Year of fee payment: 4
|Mar 24, 2008||AS||Assignment|
Owner name: CLEANCUT TECHNOLOGIES LIMITED, UNITED KINGDOM
Free format text: ASSIGNMENT OF ASSIGNORS INTEREST;ASSIGNOR:INBULK TECHNOLOGIES LIMITED;REEL/FRAME:020690/0219
Effective date: 20070725
|Aug 24, 2011||FPAY||Fee payment|
Year of fee payment: 8
|Aug 23, 2013||AS||Assignment|
Owner name: M-I DRILLING FLUIDS UK LTD., UNITED KINGDOM
Free format text: ASSIGNMENT OF ASSIGNORS INTEREST;ASSIGNOR:CLEANCUT TECHNOLOGIES LIMITED;REEL/FRAME:031067/0678
Effective date: 20130823
|Sep 9, 2015||FPAY||Fee payment|
Year of fee payment: 12
|Dec 29, 2015||IPR||Aia trial proceeding filed before the patent and appeal board: inter partes review|
Free format text: TRIAL NO: IPR2016-00264
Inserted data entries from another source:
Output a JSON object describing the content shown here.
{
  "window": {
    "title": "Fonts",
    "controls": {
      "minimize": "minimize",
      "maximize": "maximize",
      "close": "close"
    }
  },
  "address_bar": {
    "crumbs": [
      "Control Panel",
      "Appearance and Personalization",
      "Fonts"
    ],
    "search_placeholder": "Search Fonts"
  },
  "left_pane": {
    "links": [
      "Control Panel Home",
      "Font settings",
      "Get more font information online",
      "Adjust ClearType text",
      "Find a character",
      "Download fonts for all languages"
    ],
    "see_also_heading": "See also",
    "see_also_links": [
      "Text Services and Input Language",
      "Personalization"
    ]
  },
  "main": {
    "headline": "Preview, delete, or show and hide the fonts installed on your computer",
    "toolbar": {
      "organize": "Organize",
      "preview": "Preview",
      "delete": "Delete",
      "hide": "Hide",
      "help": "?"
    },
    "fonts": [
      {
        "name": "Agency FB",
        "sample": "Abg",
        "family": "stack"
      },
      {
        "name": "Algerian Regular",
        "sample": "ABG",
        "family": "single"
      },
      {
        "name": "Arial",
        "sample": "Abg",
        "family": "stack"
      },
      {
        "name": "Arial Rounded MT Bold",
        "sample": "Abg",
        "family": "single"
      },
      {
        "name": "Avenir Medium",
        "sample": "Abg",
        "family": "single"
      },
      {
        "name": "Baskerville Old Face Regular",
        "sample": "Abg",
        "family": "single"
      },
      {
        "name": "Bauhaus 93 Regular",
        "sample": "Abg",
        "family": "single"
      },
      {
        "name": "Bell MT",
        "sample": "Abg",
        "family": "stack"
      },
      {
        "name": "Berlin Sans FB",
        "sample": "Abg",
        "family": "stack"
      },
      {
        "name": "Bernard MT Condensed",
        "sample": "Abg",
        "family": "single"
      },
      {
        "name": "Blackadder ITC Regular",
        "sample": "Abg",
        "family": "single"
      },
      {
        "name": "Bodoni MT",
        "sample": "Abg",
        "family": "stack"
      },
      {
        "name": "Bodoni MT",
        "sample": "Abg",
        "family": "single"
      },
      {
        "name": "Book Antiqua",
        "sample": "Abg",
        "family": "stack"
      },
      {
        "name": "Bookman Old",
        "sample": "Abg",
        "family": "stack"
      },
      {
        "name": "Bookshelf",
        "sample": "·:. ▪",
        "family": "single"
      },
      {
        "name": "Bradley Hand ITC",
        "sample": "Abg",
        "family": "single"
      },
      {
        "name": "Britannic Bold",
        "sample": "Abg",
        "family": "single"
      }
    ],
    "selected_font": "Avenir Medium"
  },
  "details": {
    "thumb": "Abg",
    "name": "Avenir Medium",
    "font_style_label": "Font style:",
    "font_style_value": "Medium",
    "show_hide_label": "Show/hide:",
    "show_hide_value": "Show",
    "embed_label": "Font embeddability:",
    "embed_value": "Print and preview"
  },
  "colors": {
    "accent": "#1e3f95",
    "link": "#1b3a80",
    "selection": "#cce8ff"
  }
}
Opponent name: DYNAMIC AIR INC.
Effective date: 20151125